This page (which you can edit) is part of The Student Room's information and advice about Oxford and Cambridge (known collectively as Oxbridge). Whilst the two universities have have much in common, they also have many differences. Our information on the application procedure and interviews applies to both.
University of Oxford: Guide & Discussion Forum
Courses (not all have pages): Biochemistry • Biological Sciences • Classics • Computer Science • Earth Sciences • Economics and Management • English • History • Human Sciences • Mathematics • Medicine • Music • PPE • Psychology
Colleges: All Souls (no student) • Balliol • Brasenose • Christ Church • Corpus Christi • Exeter • Green Templeton (graduates) • Harris Manchester (mature) • Hertford • Jesus • Keble • Kellogg (graduates) • Lady Margaret Hall • Linacre (graduates) • Lincoln • Magdalen • Mansfield • Merton • New • Nuffield (social sciences graduates) • Oriel • Pembroke • St Anne's • St Antony's (graduates) • St Catherine's • St Cross (graduates) • St Edmund Hall • St Hilda's • St Hugh's • St John's • St Peter's • Somerville • The Queen's • Trinity • University • Wadham • Wolfson (graduates) • Worcester
Oxford for students is a very small town; for most students, everything they need to get to (accomodation, lectures, tutorials, supermarkets, clubs etc.) is within roughly 15 minutes' walk.
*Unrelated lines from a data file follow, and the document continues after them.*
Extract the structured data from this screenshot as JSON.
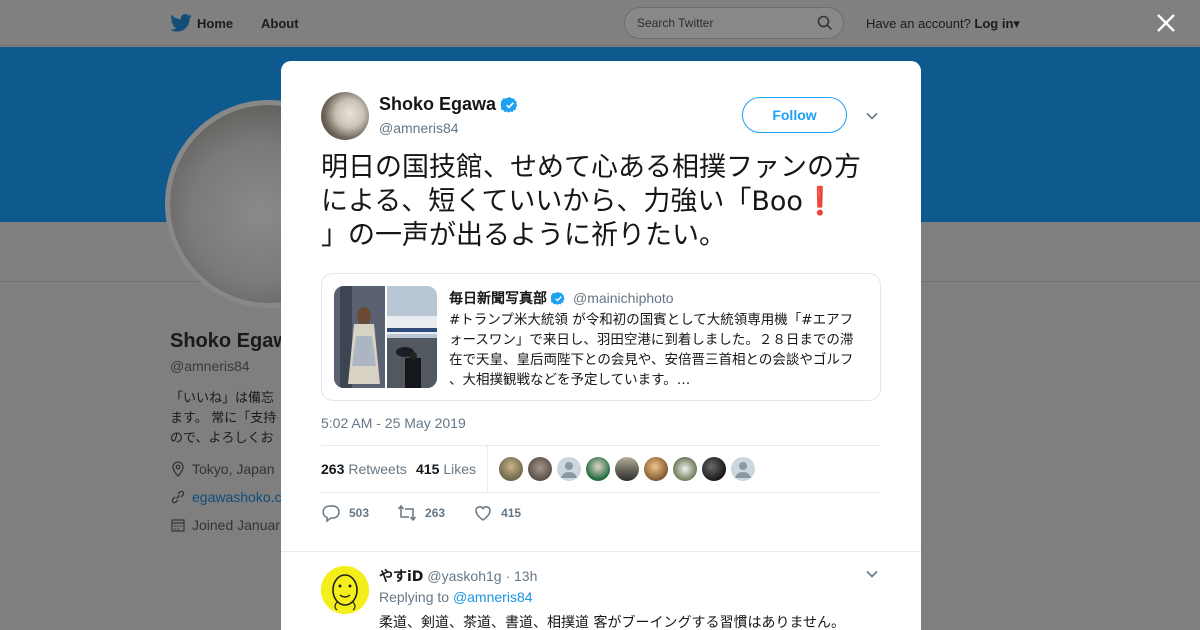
{
  "nav": {
    "home": "Home",
    "about": "About",
    "search_placeholder": "Search Twitter",
    "account_prompt": "Have an account?",
    "login": "Log in"
  },
  "profile": {
    "name": "Shoko Egawa",
    "handle": "@amneris84",
    "bio_line1": "「いいね」は備忘",
    "bio_line2": "ます。 常に「支持",
    "bio_line3": "ので、よろしくお",
    "location": "Tokyo, Japan",
    "website": "egawashoko.c",
    "joined": "Joined Januar"
  },
  "tweet": {
    "author_name": "Shoko Egawa",
    "author_handle": "@amneris84",
    "follow_label": "Follow",
    "text_line1": "明日の国技館、せめて心ある相撲ファンの方",
    "text_line2": "による、短くていいから、力強い「Boo",
    "text_exclaim": "❗",
    "text_line3": "」の一声が出るように祈りたい。",
    "timestamp": "5:02 AM - 25 May 2019",
    "retweets_count": "263",
    "retweets_label": "Retweets",
    "likes_count": "415",
    "likes_label": "Likes",
    "reply_action_count": "503",
    "retweet_action_count": "263",
    "like_action_count": "415"
  },
  "quote": {
    "name": "毎日新聞写真部",
    "handle": "@mainichiphoto",
    "line1": "#トランプ米大統領 が令和初の国賓として大統領専用機「#エアフ",
    "line2": "ォースワン」で来日し、羽田空港に到着しました。２８日までの滞",
    "line3": "在で天皇、皇后両陛下との会見や、安倍晋三首相との会談やゴルフ",
    "line4": "、大相撲観戦などを予定しています。…"
  },
  "reply": {
    "name": "やすiD",
    "handle": "@yaskoh1g",
    "time": "· 13h",
    "replying_prefix": "Replying to",
    "replying_to": "@amneris84",
    "text": "柔道、剣道、茶道、書道、相撲道 客がブーイングする習慣はありません。"
  },
  "colors": {
    "accent": "#1da1f2",
    "banner": "#0e5a8f",
    "overlay_bg": "#7f7f7f",
    "text_secondary": "#657786"
  }
}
Of course, this has the effect that what would be an insignificant walk for students at most universities becomes an intrepid trek for Oxford students. But be aware that if you can walk comfortably any other form of transport is never necessary, but may be convenient.
Since Oxford is almost entirely flat (the few exceptions being St. Aldate's hill and Headington Hill) many students cycle. The prevalence of the Green Party has led to copious bike racks and cycle lanes so in general it's a safe place to cycle - although High Street is not for the faint hearted!!
Several of the large bike stores on the Cowley Road hold sales with "Freshers' Deals" at the start of each academic year one of which is hosted by the Oxford Union. In reality most freshers live close enough to the centre of town to never need a bike (unless they row) so these deals are more likely capitalised on by the 2nd and 3rd years. If you have an old embarrassingly-garish bike, it's probably a much better idea to bring that, as it's less likely to get nicked. A big D-lock is a good investment!
For girls in heels or students too drunk to cycle Oxford does have an incredibly comprehensive bus service, although it's also very expensive. The general services around Oxfordshire (such as the bus to Wallingford and Nuneham Courtenay) are actually quite economic (around £2.40 for a return to Nuneham Courtenay - 6 miles from the centre). Comparatively a return from St. Hugh's (around 1 mile from the centre) is £2 and to the Bingo Hall in Cowley (1.5 miles) is a similar price. Buses run to Abingdon, Blackbird Leys (read: the other side of Cowley), Jericho and beyond!
Very few students bring cars to Oxford with them, as the requirement that we live within 6 miles of Carfax makes everything within bikeable distance, and few colleges provide parking. Students living out may be lucky enough to have one space per house but further than that is unlikely. Driving within Oxford presents its own difficulties, with a confusing one-way system and mediaeval town planning that irritatingly didn't take cars into account.
Links with London
The Oxford Tube to London runs several times an hour, as does the Oxford Express. Journey times vary upon the traffic (and hence time of day) but while Oxford - London Victoria can be managed in an hour, it's safest to assume the journey takes 1.5-2 hours if you need to be there on time. Look out for discounted ticket vouchers at Freshers Fair.
Trains leave from Oxford station to arrive in Paddington, a journey that takes 1 hour (weekend stopping trains can take substantially longer). The station is around a 10 minute walk from the centre.